Task description
Your response should contain every line from the data below that holds the string "JSON".

App and web page records
──────────
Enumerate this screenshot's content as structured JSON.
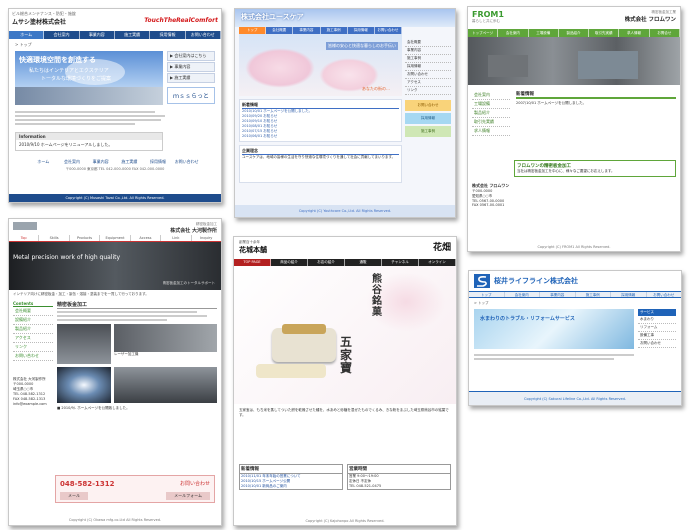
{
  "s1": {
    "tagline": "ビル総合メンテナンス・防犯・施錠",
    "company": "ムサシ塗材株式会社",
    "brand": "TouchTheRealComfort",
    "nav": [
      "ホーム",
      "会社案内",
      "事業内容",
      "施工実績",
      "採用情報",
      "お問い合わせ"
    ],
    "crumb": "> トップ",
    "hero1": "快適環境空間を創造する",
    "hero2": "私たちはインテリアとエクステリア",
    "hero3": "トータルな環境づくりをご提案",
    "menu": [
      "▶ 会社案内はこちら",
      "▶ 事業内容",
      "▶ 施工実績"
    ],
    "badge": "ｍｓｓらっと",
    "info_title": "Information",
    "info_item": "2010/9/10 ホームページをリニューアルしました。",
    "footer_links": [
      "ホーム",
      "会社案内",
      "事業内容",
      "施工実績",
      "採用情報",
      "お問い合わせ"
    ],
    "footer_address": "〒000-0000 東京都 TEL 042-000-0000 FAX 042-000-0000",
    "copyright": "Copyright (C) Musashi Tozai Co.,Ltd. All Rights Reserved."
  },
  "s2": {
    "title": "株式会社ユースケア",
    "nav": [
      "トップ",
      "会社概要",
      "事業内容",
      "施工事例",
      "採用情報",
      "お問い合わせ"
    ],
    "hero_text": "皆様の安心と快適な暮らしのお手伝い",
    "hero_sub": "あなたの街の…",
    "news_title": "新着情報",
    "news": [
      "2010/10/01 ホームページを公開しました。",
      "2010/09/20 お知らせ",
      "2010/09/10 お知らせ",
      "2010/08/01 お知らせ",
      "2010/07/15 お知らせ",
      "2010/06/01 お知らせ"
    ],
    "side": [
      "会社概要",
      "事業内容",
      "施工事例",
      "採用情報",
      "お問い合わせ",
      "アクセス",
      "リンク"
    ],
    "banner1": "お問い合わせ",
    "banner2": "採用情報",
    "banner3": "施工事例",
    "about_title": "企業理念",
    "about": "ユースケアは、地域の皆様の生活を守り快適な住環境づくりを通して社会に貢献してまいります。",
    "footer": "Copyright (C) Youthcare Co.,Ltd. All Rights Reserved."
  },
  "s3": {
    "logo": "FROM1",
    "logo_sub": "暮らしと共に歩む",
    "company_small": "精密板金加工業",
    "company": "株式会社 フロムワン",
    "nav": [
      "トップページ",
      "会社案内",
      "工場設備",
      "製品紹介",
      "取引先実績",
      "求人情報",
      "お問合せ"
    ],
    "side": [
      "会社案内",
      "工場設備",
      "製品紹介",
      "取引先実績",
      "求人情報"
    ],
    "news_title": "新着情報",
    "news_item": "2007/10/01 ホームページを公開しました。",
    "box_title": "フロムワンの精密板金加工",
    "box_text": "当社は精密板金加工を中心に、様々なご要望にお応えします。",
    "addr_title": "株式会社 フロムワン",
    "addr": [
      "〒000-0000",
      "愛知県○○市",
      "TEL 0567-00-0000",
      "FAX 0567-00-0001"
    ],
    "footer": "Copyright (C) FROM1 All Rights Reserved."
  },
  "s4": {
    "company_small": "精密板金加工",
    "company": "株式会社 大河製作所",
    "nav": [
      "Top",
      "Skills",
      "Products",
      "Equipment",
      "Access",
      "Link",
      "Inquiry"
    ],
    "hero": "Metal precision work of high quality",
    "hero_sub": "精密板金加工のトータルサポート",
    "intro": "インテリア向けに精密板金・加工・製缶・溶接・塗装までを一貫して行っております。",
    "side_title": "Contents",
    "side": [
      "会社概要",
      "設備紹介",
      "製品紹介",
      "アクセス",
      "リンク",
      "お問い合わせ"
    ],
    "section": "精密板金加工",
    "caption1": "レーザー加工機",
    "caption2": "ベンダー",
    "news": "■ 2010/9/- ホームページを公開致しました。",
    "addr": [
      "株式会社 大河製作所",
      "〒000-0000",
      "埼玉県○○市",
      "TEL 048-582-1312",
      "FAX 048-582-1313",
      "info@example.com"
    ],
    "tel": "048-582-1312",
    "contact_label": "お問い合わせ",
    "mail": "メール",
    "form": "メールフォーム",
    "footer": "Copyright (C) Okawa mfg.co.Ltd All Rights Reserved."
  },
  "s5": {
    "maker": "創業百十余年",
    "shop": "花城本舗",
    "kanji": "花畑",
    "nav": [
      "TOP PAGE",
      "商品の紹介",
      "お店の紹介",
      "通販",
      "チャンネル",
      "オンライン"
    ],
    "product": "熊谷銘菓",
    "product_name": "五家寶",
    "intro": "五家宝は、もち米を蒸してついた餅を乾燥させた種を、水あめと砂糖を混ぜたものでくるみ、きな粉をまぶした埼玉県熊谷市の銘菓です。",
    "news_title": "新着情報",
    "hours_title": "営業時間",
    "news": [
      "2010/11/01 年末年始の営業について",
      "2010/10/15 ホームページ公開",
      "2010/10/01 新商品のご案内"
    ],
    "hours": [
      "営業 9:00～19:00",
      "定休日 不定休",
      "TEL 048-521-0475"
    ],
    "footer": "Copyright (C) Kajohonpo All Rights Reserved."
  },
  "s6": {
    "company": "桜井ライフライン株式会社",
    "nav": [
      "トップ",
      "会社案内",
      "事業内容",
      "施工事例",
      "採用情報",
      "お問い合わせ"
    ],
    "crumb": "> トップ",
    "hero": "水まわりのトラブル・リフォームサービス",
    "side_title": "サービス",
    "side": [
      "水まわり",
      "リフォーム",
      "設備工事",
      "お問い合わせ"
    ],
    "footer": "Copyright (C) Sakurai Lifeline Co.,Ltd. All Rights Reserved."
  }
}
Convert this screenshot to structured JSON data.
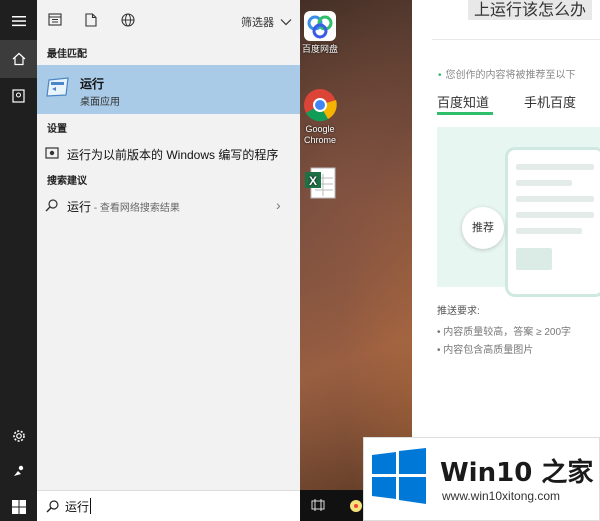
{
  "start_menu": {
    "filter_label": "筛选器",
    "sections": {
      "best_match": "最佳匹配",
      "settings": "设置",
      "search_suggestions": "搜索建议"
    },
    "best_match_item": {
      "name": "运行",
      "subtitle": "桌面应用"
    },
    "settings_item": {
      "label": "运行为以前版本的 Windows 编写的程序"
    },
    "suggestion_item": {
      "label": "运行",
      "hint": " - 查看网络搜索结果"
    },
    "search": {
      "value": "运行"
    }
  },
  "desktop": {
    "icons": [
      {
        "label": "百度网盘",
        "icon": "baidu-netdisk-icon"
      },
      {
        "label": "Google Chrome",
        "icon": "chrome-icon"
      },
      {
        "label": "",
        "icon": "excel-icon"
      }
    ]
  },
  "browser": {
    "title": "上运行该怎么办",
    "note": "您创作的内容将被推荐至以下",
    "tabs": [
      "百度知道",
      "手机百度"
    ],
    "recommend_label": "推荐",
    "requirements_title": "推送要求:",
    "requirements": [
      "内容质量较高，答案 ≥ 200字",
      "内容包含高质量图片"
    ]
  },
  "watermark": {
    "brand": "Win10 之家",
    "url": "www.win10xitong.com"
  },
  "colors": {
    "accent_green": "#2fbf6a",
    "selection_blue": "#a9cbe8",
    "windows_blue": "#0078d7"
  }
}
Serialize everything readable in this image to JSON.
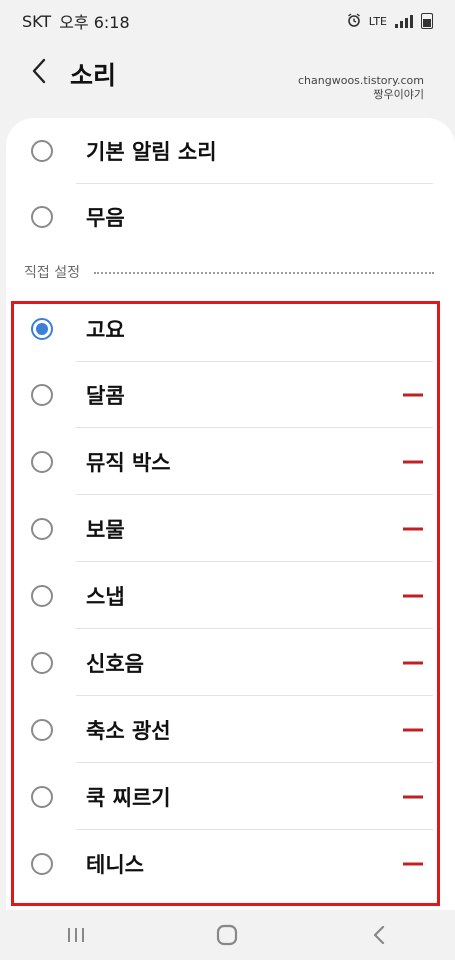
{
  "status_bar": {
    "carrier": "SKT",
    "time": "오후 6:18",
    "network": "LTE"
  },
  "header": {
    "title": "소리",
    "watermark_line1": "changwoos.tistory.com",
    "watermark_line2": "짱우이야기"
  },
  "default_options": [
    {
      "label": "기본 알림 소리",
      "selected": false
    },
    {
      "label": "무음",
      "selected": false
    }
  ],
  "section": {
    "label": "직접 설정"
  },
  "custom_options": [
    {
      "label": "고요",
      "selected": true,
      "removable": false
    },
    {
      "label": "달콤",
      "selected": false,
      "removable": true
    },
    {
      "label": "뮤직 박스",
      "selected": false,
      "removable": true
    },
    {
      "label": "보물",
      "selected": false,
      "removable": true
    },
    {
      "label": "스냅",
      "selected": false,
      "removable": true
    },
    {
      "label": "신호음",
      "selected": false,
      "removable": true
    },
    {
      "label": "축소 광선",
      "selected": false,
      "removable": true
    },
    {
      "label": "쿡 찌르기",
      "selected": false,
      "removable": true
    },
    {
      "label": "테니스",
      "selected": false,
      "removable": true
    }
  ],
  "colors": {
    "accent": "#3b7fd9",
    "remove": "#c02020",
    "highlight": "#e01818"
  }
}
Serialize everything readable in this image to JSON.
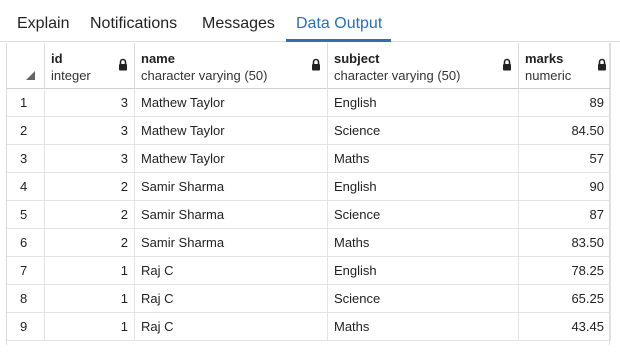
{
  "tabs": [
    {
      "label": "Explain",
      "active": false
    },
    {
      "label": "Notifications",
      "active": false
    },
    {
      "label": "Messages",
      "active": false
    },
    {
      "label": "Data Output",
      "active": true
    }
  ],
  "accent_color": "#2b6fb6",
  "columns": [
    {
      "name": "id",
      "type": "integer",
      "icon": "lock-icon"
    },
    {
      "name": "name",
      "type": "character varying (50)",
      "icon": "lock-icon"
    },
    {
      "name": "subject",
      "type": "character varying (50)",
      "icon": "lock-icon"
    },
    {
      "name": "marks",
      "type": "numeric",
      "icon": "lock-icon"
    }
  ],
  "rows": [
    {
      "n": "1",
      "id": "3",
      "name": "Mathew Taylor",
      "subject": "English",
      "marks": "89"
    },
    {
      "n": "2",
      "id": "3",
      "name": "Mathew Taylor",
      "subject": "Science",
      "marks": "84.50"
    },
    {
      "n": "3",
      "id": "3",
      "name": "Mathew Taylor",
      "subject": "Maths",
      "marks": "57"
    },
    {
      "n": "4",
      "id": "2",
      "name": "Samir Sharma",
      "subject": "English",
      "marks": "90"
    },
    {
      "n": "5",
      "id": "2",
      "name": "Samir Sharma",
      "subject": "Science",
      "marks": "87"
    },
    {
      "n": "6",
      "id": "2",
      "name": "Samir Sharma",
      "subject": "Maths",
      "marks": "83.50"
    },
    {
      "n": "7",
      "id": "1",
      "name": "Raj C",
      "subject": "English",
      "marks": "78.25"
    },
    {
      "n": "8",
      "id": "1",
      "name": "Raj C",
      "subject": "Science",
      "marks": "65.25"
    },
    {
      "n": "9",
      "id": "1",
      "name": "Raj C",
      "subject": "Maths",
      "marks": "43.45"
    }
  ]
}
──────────
Exercise answer
Enumerate this screenshot's content as structured JSON.
Convert this screenshot to structured JSON data.
Serialize everything readable in this image to JSON.
Serialize everything readable in this image to JSON.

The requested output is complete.